For some musicians, performing is just stepping onto a stage, singing into a mic, playing a guitar, hitting a few drums — or whatever else — and walking off. That’s not the case for singer Siri Vik.

Colorado musician Gregory Alan Isakov is used to fronting rock bands — or singing alone with just his guitar. So he has to reach to describe the experience of performing his music backed by an entire symphony orchestra.

Portland roots-harmony sister trio Joseph take their name from the northeastern Oregon town of Joseph. Band member Allison Closner says she and her sisters spent their summers as children in Joseph visiting their grandfather. “Initially it was the town that inspired us,” Closner explains. “We’d go out there every summer — swimming in the lake and camping and going up in the mountains.
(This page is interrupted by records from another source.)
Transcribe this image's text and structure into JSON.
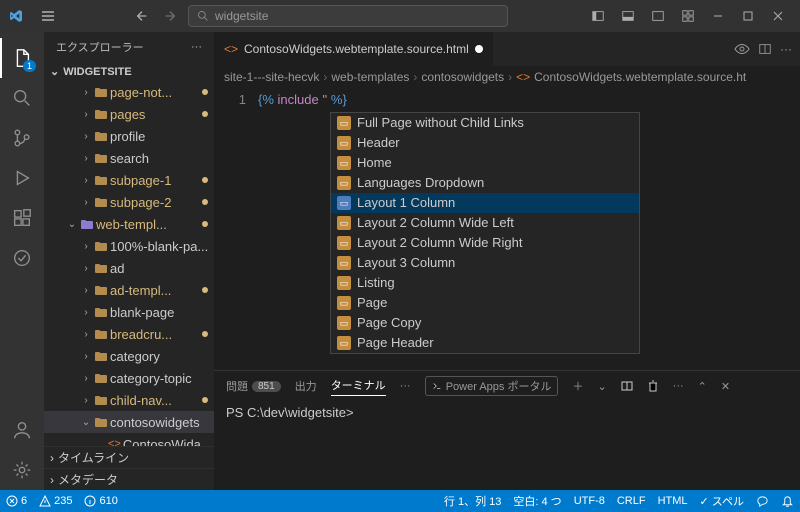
{
  "titlebar": {
    "search_placeholder": "widgetsite"
  },
  "activitybar": {
    "explorer_badge": "1"
  },
  "sidebar": {
    "title": "エクスプローラー",
    "workspace": "WIDGETSITE",
    "tree": [
      {
        "label": "page-not...",
        "depth": 2,
        "mod": true,
        "exp": false,
        "folder": true
      },
      {
        "label": "pages",
        "depth": 2,
        "mod": true,
        "exp": false,
        "folder": true
      },
      {
        "label": "profile",
        "depth": 2,
        "mod": false,
        "exp": false,
        "folder": true
      },
      {
        "label": "search",
        "depth": 2,
        "mod": false,
        "exp": false,
        "folder": true
      },
      {
        "label": "subpage-1",
        "depth": 2,
        "mod": true,
        "exp": false,
        "folder": true
      },
      {
        "label": "subpage-2",
        "depth": 2,
        "mod": true,
        "exp": false,
        "folder": true
      },
      {
        "label": "web-templ...",
        "depth": 1,
        "mod": true,
        "exp": true,
        "folder": true,
        "purple": true
      },
      {
        "label": "100%-blank-pa...",
        "depth": 2,
        "mod": false,
        "exp": false,
        "folder": true
      },
      {
        "label": "ad",
        "depth": 2,
        "mod": false,
        "exp": false,
        "folder": true
      },
      {
        "label": "ad-templ...",
        "depth": 2,
        "mod": true,
        "exp": false,
        "folder": true
      },
      {
        "label": "blank-page",
        "depth": 2,
        "mod": false,
        "exp": false,
        "folder": true
      },
      {
        "label": "breadcru...",
        "depth": 2,
        "mod": true,
        "exp": false,
        "folder": true
      },
      {
        "label": "category",
        "depth": 2,
        "mod": false,
        "exp": false,
        "folder": true
      },
      {
        "label": "category-topic",
        "depth": 2,
        "mod": false,
        "exp": false,
        "folder": true
      },
      {
        "label": "child-nav...",
        "depth": 2,
        "mod": true,
        "exp": false,
        "folder": true
      },
      {
        "label": "contosowidgets",
        "depth": 2,
        "mod": false,
        "exp": true,
        "folder": true,
        "selected": true
      },
      {
        "label": "ContosoWida",
        "depth": 3,
        "mod": false,
        "exp": false,
        "folder": false,
        "fileicon": true
      }
    ],
    "footer": {
      "timeline": "タイムライン",
      "metadata": "メタデータ"
    }
  },
  "editor": {
    "tab_label": "ContosoWidgets.webtemplate.source.html",
    "breadcrumbs": [
      "site-1---site-hecvk",
      "web-templates",
      "contosowidgets",
      "ContosoWidgets.webtemplate.source.ht"
    ],
    "line_number": "1",
    "code_tokens": {
      "open": "{%",
      "kw": " include ",
      "str": "''",
      "close": " %}"
    },
    "suggestions": [
      "Full Page without Child Links",
      "Header",
      "Home",
      "Languages Dropdown",
      "Layout 1 Column",
      "Layout 2 Column Wide Left",
      "Layout 2 Column Wide Right",
      "Layout 3 Column",
      "Listing",
      "Page",
      "Page Copy",
      "Page Header"
    ],
    "suggest_selected": 4
  },
  "panel": {
    "tabs": {
      "problems": "問題",
      "problems_count": "851",
      "output": "出力",
      "terminal": "ターミナル"
    },
    "terminal_label": "Power Apps ポータル",
    "prompt": "PS C:\\dev\\widgetsite>"
  },
  "statusbar": {
    "errors": "6",
    "warnings": "235",
    "info": "610",
    "line_col": "行 1、列 13",
    "spaces": "空白: 4 つ",
    "encoding": "UTF-8",
    "eol": "CRLF",
    "lang": "HTML",
    "spell": "スペル"
  }
}
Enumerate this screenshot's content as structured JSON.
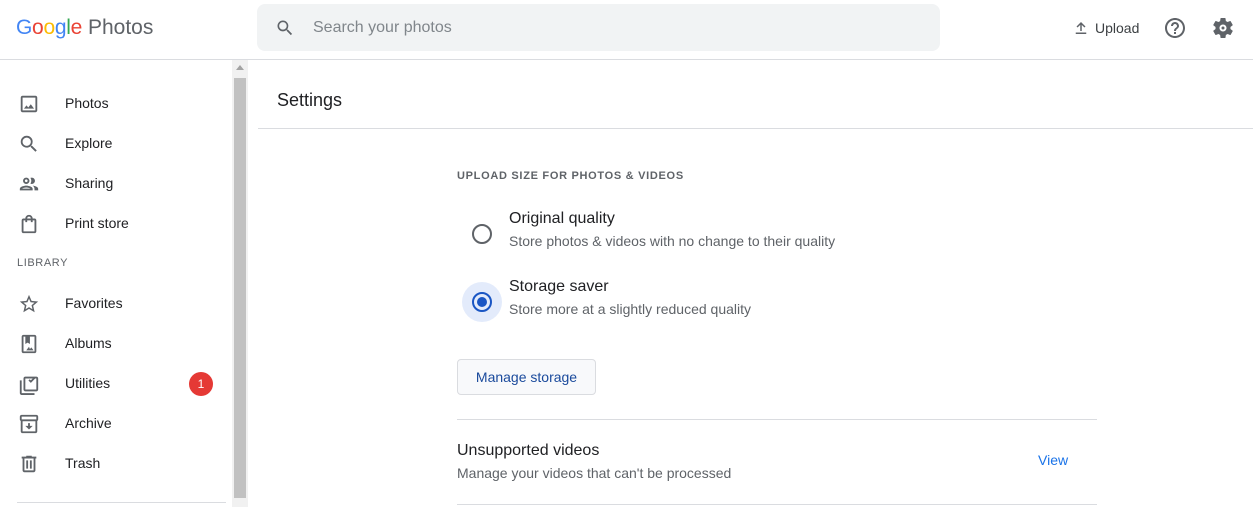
{
  "header": {
    "logo": {
      "letters": [
        "G",
        "o",
        "o",
        "g",
        "l",
        "e"
      ],
      "product": "Photos"
    },
    "search": {
      "placeholder": "Search your photos",
      "icon": "search-icon"
    },
    "upload_label": "Upload",
    "help_icon": "help-icon",
    "settings_icon": "gear-icon"
  },
  "sidebar": {
    "items": [
      {
        "label": "Photos",
        "icon": "photo-icon"
      },
      {
        "label": "Explore",
        "icon": "search-icon"
      },
      {
        "label": "Sharing",
        "icon": "people-icon"
      },
      {
        "label": "Print store",
        "icon": "shopping-bag-icon"
      }
    ],
    "library_label": "LIBRARY",
    "library_items": [
      {
        "label": "Favorites",
        "icon": "star-icon"
      },
      {
        "label": "Albums",
        "icon": "album-icon"
      },
      {
        "label": "Utilities",
        "icon": "utilities-icon",
        "badge": "1"
      },
      {
        "label": "Archive",
        "icon": "archive-icon"
      },
      {
        "label": "Trash",
        "icon": "trash-icon"
      }
    ]
  },
  "main": {
    "title": "Settings",
    "upload_section": {
      "heading": "UPLOAD SIZE FOR PHOTOS & VIDEOS",
      "options": [
        {
          "title": "Original quality",
          "description": "Store photos & videos with no change to their quality",
          "selected": false
        },
        {
          "title": "Storage saver",
          "description": "Store more at a slightly reduced quality",
          "selected": true
        }
      ],
      "manage_button": "Manage storage"
    },
    "unsupported_videos": {
      "title": "Unsupported videos",
      "description": "Manage your videos that can't be processed",
      "action": "View"
    }
  },
  "colors": {
    "accent": "#1a73e8",
    "radio_selected": "#1a56c4",
    "badge": "#e53935"
  }
}
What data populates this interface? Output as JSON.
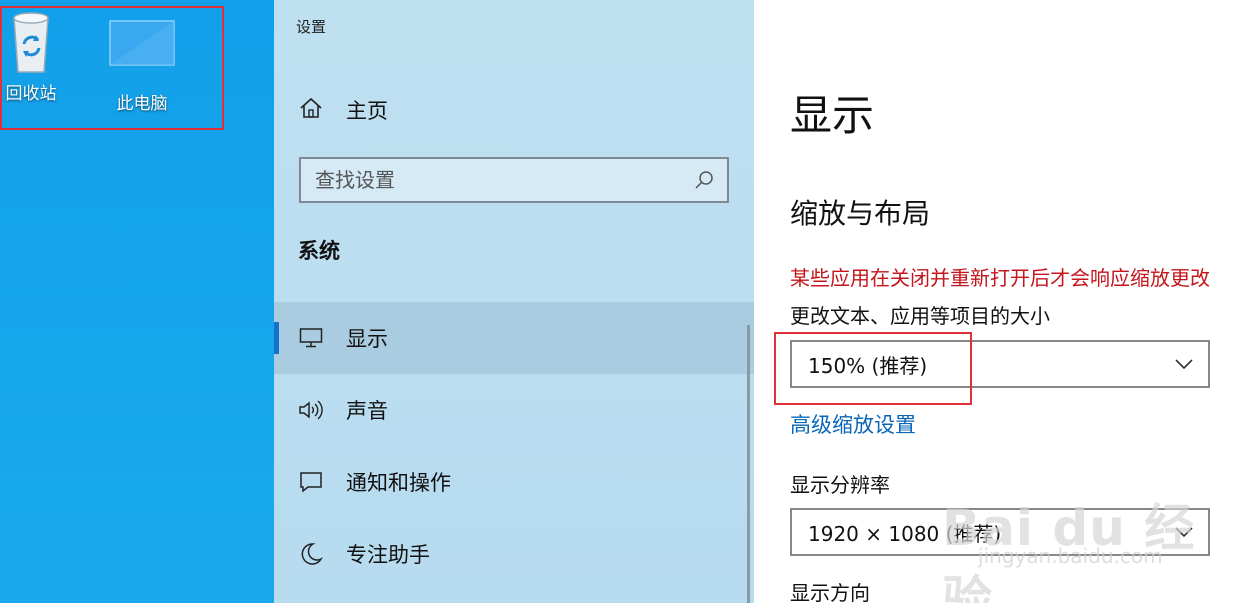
{
  "desktop": {
    "icons": [
      {
        "label": "回收站",
        "icon": "recycle-bin-icon"
      },
      {
        "label": "此电脑",
        "icon": "this-pc-icon"
      }
    ]
  },
  "window": {
    "title": "设置"
  },
  "nav": {
    "home_label": "主页",
    "search_placeholder": "查找设置",
    "section_title": "系统",
    "items": [
      {
        "label": "显示",
        "icon": "monitor-icon",
        "selected": true
      },
      {
        "label": "声音",
        "icon": "speaker-icon",
        "selected": false
      },
      {
        "label": "通知和操作",
        "icon": "notification-icon",
        "selected": false
      },
      {
        "label": "专注助手",
        "icon": "moon-icon",
        "selected": false
      }
    ]
  },
  "content": {
    "page_title": "显示",
    "section_title": "缩放与布局",
    "warning_text": "某些应用在关闭并重新打开后才会响应缩放更改",
    "scale_label": "更改文本、应用等项目的大小",
    "scale_value": "150% (推荐)",
    "advanced_link": "高级缩放设置",
    "resolution_label": "显示分辨率",
    "resolution_value": "1920 × 1080 (推荐)",
    "orientation_label": "显示方向"
  },
  "watermark": {
    "logo_text": "Bai du 经验",
    "url": "jingyan.baidu.com"
  },
  "colors": {
    "accent": "#1672c8",
    "link": "#0a67b8",
    "warning": "#c4161c",
    "highlight": "#e0303a",
    "desktop": "#12a0ea"
  }
}
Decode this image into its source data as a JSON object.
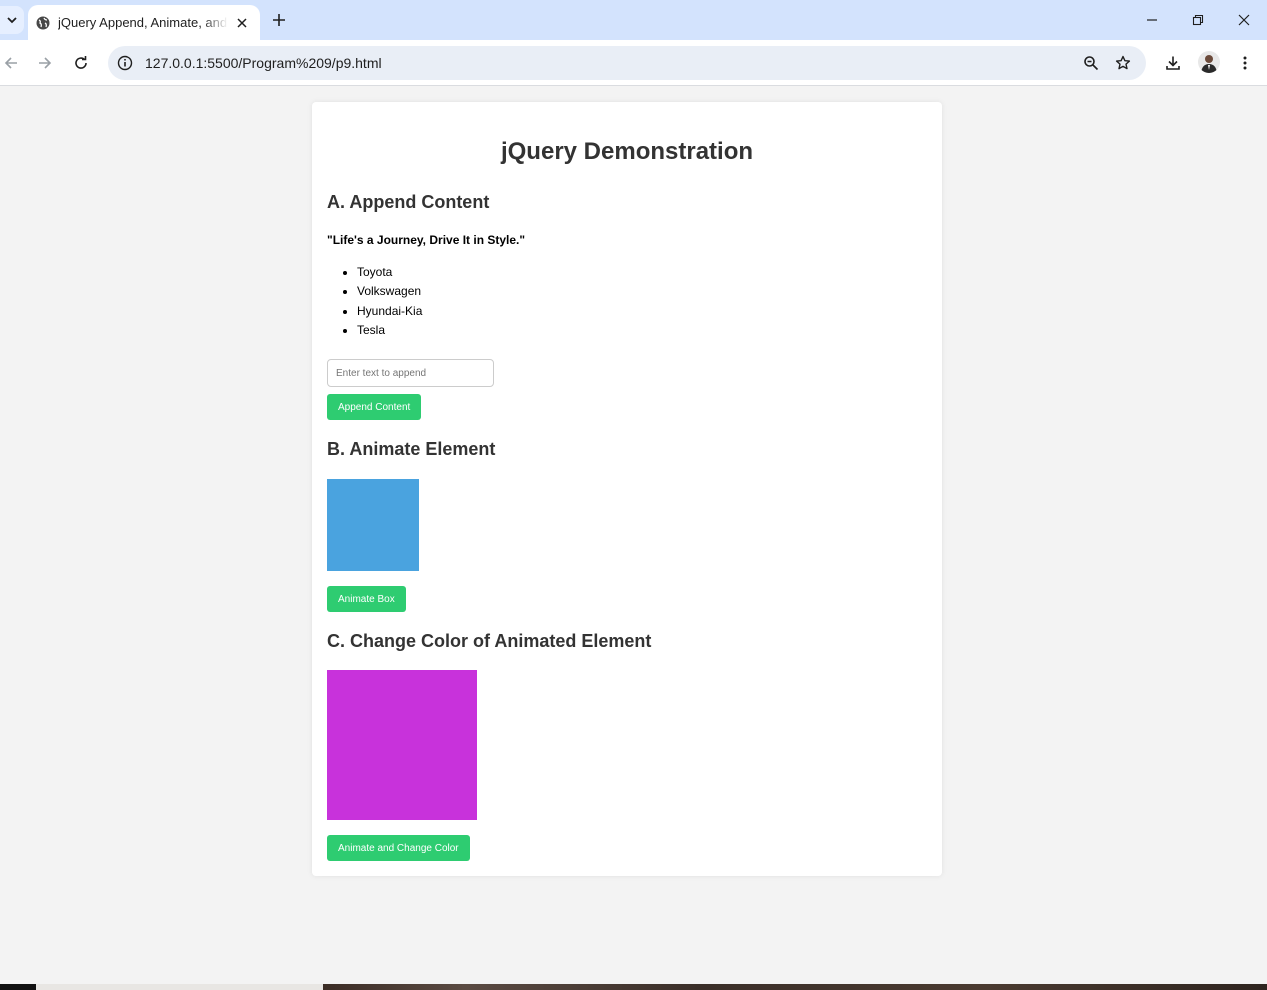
{
  "browser": {
    "tab_title": "jQuery Append, Animate, and Change Color",
    "url": "127.0.0.1:5500/Program%209/p9.html"
  },
  "page": {
    "title": "jQuery Demonstration",
    "section_a": {
      "heading": "A. Append Content",
      "quote": "\"Life's a Journey, Drive It in Style.\"",
      "items": [
        "Toyota",
        "Volkswagen",
        "Hyundai-Kia",
        "Tesla"
      ],
      "input_placeholder": "Enter text to append",
      "input_value": "",
      "button_label": "Append Content"
    },
    "section_b": {
      "heading": "B. Animate Element",
      "box_color": "#4aa3df",
      "button_label": "Animate Box"
    },
    "section_c": {
      "heading": "C. Change Color of Animated Element",
      "box_color": "#c832db",
      "button_label": "Animate and Change Color"
    }
  },
  "colors": {
    "button_green": "#2ecc71",
    "heading_text": "#333333",
    "page_background": "#f3f3f3",
    "tabstrip": "#d3e3fd"
  }
}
It felt like a piece of us.”

This month offers opportunities to explore music’s ancient past and promising future — and how the two interact. Folk music especially relies on older musical forms to seed or even evolve into new compositions. The veteran Swedish power-folk trio Väsen, performing this Thursday, April 20, at The Shedd, deploys traditional instruments in music that blends old and new folk traditions into a rich, danceable modern mix that fans of Celtic and bluegrass music will also enjoy.

Popular and internationally known Eugene post-rock sextet This Patch of Sky will premiere new music April 21 at Hi-Fi Music Hall. TPOS lead-guitarist and bandleader Kit Day tells EW: “We’ll be playing three or four songs from our new album,” featuring horns and guest vocalists.

Pop music has long been about teen angst, social anxiety and sexual confusion. And Brooklyn two-piece Diet Cig — touring behind their hotly anticipated (and, after getting panned by influential music site Pitchfork, pretty divisive) debut album, Swear I’m Good At This — effectively takes you right back to a place of paralyzing puberty and all its related self-consciousness. 

One thing is for certain of Bilal: the neo-soul artist is surely on a journey of self-made greatness. 

Bilal says his story began in Philadelphia, where his funk-loving father constantly took him to various jazz clubs around the city. These outings were where Bilal’s lifelong love of music blossomed.

I ask Kevin Barnes from of Montreal whether early Bowie stuff or bands like T Rex were on his mind when writing and recording Innocence Reaches, the latest full-length from his long-running indie-rock act out of Athens, Georgia.

If there were ever rap raw enough to contend with a dish of five-star tartare, Ab-Soul would easily be the dollop of prime caviar served atop. Between his haunting beats and brutally blunt lyrics, this hip-hop artist is making waves colossal enough to tear through his competition in the scene.

Although America seems like a scary place at the moment, we can draw strength and solace from the music of American composers of our own time.

Julien Ehrlich says that when he started writing as a duo with guitarist Max Kakacek, the musicians “wanted the songs to sound like they were coming from one person.”

It’s all over now except for the hiring. Eugene Symphony’s yearlong music director search has all but ended, once more attracting national attention as the orchestra seeks to replace Danail Rachev when he leaves at the end of this season.

Artists live at the crossroads of the active and the passive, between merely creating and sharing or creating and engaging with the broader community.

Asian-American pop-punk band The Slants perfectly represent the latter by intertwining their classic punk sound with a fight for social justice.